The verdict is still out on whether these or other similar ventures will be successful in turning law firms into “globally integrated business solution providers” – just as only time will tell whether the Big 4 will succeed in their latest effort to use this new way of understanding law as an effective entrée into the rapidly expanding global market for business-related legal services. And there remain many important questions about the effect that all of these developments are likely to have on fundamental issues of lawyer professionalism, client service and public policy.
What is clear is that both lawyers and clients are increasingly turning to traditional business methods such as unbundling, outsourcing, process management and partnering to reduce the cost of legal services and to increase return that these services deliver to the bottom line – whether of the client or of the entity delivering the legal service. In such a world, the Big 4’s legal networks are likely to be important players, since they have been engaged in these practices far longer, and far more extensively, than any traditional law firm. Lawyers seeking to understand the dynamics of the legal services market in the coming decades therefore ignore the Big 4’s re-emergence in this arena at their peril.
About the authors
| Maria José Esteban is a lecturer at the Department of Law at ESADE-Universitat Ramon Llull, an affiliated researcher at the Harvard Law School Center on the Legal Profession, and co-director of the Center’s Big Four research project. She is also a partner in the Spanish law firm Bufete Escura.
|Professor David B. WIlkins is the Lester Kissel Professor of Law, Vice Dean for Global Initiatives on the Legal Profession, and Faculty Director of the Center on the Legal Profession at Harvard Law School. Wilkins is also a Fellow of the Harvard University Edmond J. Safra Foundation Center for Ethics, a Senior Research Fellow of the American Bar Foundation, and an International Research Fellow of the Novak Druce Centre for Professional Service Firms at Oxford University’s Saïd Business School.|
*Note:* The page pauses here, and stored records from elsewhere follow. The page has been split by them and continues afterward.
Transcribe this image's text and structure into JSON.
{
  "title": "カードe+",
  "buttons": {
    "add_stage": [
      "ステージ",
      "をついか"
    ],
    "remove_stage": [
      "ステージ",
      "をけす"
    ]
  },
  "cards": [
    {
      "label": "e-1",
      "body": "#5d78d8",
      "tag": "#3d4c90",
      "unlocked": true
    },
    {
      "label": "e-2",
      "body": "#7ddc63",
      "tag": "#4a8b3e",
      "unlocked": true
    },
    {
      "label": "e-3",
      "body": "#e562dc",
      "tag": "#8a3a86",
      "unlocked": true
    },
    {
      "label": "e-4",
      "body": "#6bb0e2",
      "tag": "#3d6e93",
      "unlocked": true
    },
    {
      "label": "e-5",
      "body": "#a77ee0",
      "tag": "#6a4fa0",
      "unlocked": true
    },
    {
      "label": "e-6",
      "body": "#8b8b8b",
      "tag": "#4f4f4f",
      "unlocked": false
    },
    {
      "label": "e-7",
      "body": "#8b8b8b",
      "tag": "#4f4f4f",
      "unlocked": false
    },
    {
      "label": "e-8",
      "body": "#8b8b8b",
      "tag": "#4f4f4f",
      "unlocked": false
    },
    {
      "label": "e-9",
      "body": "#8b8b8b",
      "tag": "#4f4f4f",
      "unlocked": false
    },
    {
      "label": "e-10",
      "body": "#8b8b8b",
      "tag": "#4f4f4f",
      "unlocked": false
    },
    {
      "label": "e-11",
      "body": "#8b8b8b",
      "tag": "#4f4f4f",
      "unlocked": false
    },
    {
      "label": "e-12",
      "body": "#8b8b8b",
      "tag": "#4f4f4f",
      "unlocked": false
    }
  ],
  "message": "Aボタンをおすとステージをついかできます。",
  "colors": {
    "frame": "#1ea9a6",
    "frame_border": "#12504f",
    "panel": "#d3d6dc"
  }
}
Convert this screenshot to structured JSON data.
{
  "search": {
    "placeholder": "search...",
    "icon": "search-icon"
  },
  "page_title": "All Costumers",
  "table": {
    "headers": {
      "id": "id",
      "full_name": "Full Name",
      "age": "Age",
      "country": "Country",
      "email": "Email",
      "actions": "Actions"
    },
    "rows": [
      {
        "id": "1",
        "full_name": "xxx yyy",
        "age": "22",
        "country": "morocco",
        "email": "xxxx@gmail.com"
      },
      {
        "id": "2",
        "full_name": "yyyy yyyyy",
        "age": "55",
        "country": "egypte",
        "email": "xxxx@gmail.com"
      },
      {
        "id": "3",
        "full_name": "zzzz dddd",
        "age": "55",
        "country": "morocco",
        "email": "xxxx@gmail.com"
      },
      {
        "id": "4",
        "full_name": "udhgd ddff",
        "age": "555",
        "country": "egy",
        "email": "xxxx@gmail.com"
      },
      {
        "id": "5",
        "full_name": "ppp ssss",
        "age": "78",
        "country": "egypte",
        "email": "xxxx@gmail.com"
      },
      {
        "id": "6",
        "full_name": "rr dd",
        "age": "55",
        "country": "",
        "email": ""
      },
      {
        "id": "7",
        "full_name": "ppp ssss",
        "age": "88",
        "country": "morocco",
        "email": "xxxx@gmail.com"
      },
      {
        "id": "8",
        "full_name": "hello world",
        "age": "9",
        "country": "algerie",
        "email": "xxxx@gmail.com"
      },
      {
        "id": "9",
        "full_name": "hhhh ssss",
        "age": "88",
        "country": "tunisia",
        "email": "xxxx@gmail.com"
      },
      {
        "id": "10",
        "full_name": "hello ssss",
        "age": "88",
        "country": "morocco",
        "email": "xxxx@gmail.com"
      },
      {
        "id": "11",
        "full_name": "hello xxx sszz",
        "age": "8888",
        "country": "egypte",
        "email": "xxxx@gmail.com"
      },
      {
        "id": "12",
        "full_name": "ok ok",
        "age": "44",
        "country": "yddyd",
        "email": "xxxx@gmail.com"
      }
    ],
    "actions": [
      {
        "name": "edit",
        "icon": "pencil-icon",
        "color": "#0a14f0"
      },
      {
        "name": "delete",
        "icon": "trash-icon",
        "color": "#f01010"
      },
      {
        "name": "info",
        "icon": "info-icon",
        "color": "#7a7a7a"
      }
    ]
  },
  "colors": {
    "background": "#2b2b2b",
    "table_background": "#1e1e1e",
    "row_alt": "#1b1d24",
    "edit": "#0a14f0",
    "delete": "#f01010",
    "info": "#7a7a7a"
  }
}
To learn more about this research and the re-emergence of the Big 4 in law, read Volume 2, Issue 2 of The Practice.